There is a theory called the 10,000 hours that some of you may have heard of already.  This simply puts a figure on the number of hours required to master a particular skill...apparently.
But I can believe it based on the time it has taken me to get just a fraction of the way to where I’d like to get to with regards to my understanding of the body as a whole.
Now unless you can dedicate 5.5 hours a day to something over the next five years you won’t master anything entirely any time soon – but you can certainly start or maybe even finish mastering something.
Maybe you’ve been playing a sport or an instrument since you were young, maybe you’ll learn to master the language you’ve spoken since the very start and go on to write an incredible book, become a world-renowned speaker.    
You can achieve anything you want to achieve.
But you have to apply yourself. You have to practice deliberately.
You have to want to know something down to its very essence.
Now for me it took for it to become a matter of necessity before I learnt this invaluable approach to learning (and as it turns out life as a whole). Don’t wait for it to get to that stage for you. Don’t wait until exam time – don’t wait until you HAVE to know it. Enjoy the process and the rewards will be that much more fulfilling.
Do not practice until you get something right – practice until you can’t get it wrong.
Patrick Latter.

Wednesday, 25 January 2017

A Different Take On New Year Resolutions

So during the festive period we spend two weeks expanding our stomach; from selection boxes to stinky cheese, anything goes. I know this all too well as I fancied some Yule log the day after Boxing Day... for Breakfast!

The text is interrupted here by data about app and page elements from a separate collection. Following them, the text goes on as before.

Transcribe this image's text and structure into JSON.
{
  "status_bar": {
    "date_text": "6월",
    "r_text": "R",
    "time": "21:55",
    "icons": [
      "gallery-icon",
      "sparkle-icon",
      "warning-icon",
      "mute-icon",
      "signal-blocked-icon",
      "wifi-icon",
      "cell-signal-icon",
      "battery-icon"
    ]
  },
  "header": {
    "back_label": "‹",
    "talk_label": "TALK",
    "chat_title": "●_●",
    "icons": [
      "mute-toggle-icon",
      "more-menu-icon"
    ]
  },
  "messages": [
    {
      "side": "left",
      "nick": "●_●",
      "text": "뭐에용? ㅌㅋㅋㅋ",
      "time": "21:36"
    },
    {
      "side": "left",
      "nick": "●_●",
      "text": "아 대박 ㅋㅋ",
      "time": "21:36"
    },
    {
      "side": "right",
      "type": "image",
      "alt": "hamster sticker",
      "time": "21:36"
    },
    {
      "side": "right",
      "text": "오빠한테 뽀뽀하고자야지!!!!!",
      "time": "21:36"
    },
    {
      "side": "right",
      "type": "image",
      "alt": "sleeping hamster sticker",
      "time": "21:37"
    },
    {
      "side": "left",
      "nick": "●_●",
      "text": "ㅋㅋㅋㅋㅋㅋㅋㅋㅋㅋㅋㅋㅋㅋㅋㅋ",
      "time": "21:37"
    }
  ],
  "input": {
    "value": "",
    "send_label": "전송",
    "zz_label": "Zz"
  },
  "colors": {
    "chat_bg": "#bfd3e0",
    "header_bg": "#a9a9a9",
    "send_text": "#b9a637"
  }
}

After the fortnight of expansion, we don't just return to normal eating, we have the tendency to go completely the other way and deprive ourselves. No more 'Junk food', far fewer calories and restriction at every turn.

Then comes the new training routine; something copied from a C-list celebrity, a six-day-a-week plan, when you normally train on two or three days (on a good week). Then include the cold mornings and the darkness at 4pm, and we wonder why the system doesn't last.

What could we actually achieve if we switched our mentality, started more slowly and continued to eat to satisfy our needs? What if we did a little less exercise than we needed to, so we actually wanted to return again for the next workout?

Going full throttle for two weeks only to return to our normal ways or even less than before doesn't work; slow and steady with consistent application always wins. Be the tortoise not the hare!

I've stripped back my intensity in the New Year. I've taken weight off the bar to improve my form. I've added in less sets but more mobility work to address the niggles. I'm eating to support my training rather than going without.

If you're unsure, seek advice from a trainer who can tailor a programme for you - don't 'go in blind'!

Remember to commit; make the commitment small to start with and increase your goals as your confidence grows.

Happy New Year,